Before my twin boys were born, I bought every book on child-rearing that I could find.
There were so many things that had to be decided. Was I going breastfeed or formula feed? Sleep train or co-sleep? Use cloth diapers or disposable?
I was obsessed with parenting techniques and labels. Would I be an attachment parent, a free-range parent or (God-forbid) a helicopter parent?
I talked to friends, read blogs, listened to my mom, my mother-in-law.
I was concentrating so hard on the minutia of raising children that I totally neglected to look at the bigger picture.
Then I had the boys (identical twin boys), and my expectations for myself as a parent reached a fever pitch.
I was constantly taking stock of my every action and judging it against all the "good" parenting advice out there.
Was I ruining my kids by not signing them up for baby music classes? Should they be watching those "educational" DVD's? Was I following Babywise too rigidly?
I wish someone had taken my tired, overwhelmed, doing-the-best-I-could face in their hands and said "You don't have to be the kind of mother everyone else is. You are allowed to follow your instincts and do what you think is best, even if it looks nothing like what all your friends are doing."
I wish someone would have told me, "as long as you're headed in the direction you want for your family, organic fruit, not organic fruit, it doesn't matter -- just keep the end-game in mind."
We are examining almost everything we do now in parenting and family life, except for the big picture.
How much time do we take to consider where we want our family to be in three months, one year, five years?
I'll be honest. My husband and I are still very much in the process of defining our ideal family life. We don't have it all figured out yet.
But we're working on it. We're throwing mud at the wall.
So often as parents we are so busy just trying to make it through the day to day, that we don't have the time or energy to make sure that our everyday actions are contributing to shaping what we want our lives to look like.
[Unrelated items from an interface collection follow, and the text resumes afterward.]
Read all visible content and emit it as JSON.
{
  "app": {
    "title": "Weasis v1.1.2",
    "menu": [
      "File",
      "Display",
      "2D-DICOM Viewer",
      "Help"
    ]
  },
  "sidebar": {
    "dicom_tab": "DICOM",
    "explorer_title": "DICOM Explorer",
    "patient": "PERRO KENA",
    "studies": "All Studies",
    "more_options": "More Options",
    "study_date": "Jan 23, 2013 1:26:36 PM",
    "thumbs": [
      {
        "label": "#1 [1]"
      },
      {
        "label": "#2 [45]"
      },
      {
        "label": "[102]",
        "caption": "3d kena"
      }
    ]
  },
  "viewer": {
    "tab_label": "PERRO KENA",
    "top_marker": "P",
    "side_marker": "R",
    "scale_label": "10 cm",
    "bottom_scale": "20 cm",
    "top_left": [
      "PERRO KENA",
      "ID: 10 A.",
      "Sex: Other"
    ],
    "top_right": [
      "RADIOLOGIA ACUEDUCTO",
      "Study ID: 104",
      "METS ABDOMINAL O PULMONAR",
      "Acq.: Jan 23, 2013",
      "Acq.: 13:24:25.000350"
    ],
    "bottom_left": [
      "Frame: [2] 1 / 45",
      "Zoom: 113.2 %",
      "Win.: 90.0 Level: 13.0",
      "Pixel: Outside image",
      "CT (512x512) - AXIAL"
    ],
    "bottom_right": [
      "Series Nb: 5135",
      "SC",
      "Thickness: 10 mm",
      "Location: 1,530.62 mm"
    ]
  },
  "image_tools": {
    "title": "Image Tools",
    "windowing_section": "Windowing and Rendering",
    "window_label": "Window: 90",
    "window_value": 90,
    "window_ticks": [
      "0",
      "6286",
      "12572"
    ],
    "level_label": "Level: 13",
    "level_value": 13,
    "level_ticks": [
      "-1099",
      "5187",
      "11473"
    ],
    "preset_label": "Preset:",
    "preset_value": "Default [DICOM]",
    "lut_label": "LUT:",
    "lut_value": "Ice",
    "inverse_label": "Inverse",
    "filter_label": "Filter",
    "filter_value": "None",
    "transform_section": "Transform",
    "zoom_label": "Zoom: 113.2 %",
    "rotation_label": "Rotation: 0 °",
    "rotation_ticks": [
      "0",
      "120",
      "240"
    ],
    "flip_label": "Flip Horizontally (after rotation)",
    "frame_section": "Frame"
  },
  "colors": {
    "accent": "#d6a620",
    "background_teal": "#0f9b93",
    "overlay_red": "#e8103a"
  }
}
We're deciding on what to make for dinner, we're packing lunches, we're cleaning up yet another spill. We're overwhelmed, and often times it's more pressing to clean up the flood zone post baths than to try to design and implement a plan to live the way we want.
It's also super overwhelming when everything is available to you: cloth diapering, living in an apartment, living on a boat, homeschooling, working or staying at home... the choices go on and on and on to infinity.
How is their even room to listen to what you actually want versus what everyone else says you should have?
It turns when you get clear about your own family's intentions suddenly your choices become very limited, and therefore much easier to navigate.
Due to an allergy issue my breastfeeding third born is facing right now, I can't have any dairy.
Before when we would go out to eat, the whole menu was available to me.
Sometimes that felt super overwhelming. Especially at places that serve both breakfast and lunch. Do I want breakfast? And then if I decide on breakfast do I want to go healthy or is it a cheat day? And if it's a cheat day how much cheating is cheating? Are we going French toast or are we just talking a little extra cheese on the omelette?
Now that I'm dairy-free, the choice is easy.
I can look at the menu and quickly and easily identify two or three things that I can have, then choose from those two or three things which sounds good at the time.
I have my mission: to avoid dairy so that the baby doesn't get sick.
Knowing my bigger goals and intentions makes the smaller choices easier to navigate.
If you already know that living abroad with your family is a top priority for you, you can better prioritize (without guilt or uncertainty I might add) what daily choices you are making.
It can help inform how you spend your money, which kind of schooling you choose for your kids, maybe even what work you want to do.
So, knowing that we're all strapped for time and even finding the time to read this probably meant hiding in the toilet, what can you do today, right now to get closer to where you want to be?
While tempting to do, avoid comparing yourself to other parents. Instead, have a conversation with your family and start listing what you want your ideal family life to look like.
Is it traveling the country in an RV? Is it living abroad in Argentina? Is it living in the suburbs and working a job that you love?
Try not to worry about how you're going to get there, just let yourself dream.
Next, look at the list and think about what's NOT on it.
Are three extracurricular activities per child on there? Are expensive cars or more time at work? Are a big house or piano lessons?
Maybe so, maybe not, but focusing on what is not on the list will help you identify the elements of your family life that you might be able to start changing in order to reach the vision you are seeking.
Now that you have done some thinking you can get clear about your intentions and get creative about your action plans.
And since no one said it to me, I'll say it to you...
If you're the kind of parent that is simultaneously dreaming and planning an ideal family life, while also worrying about feeding your kids crackers and honey for breakfast, I'll tell you right now, you're doing alright.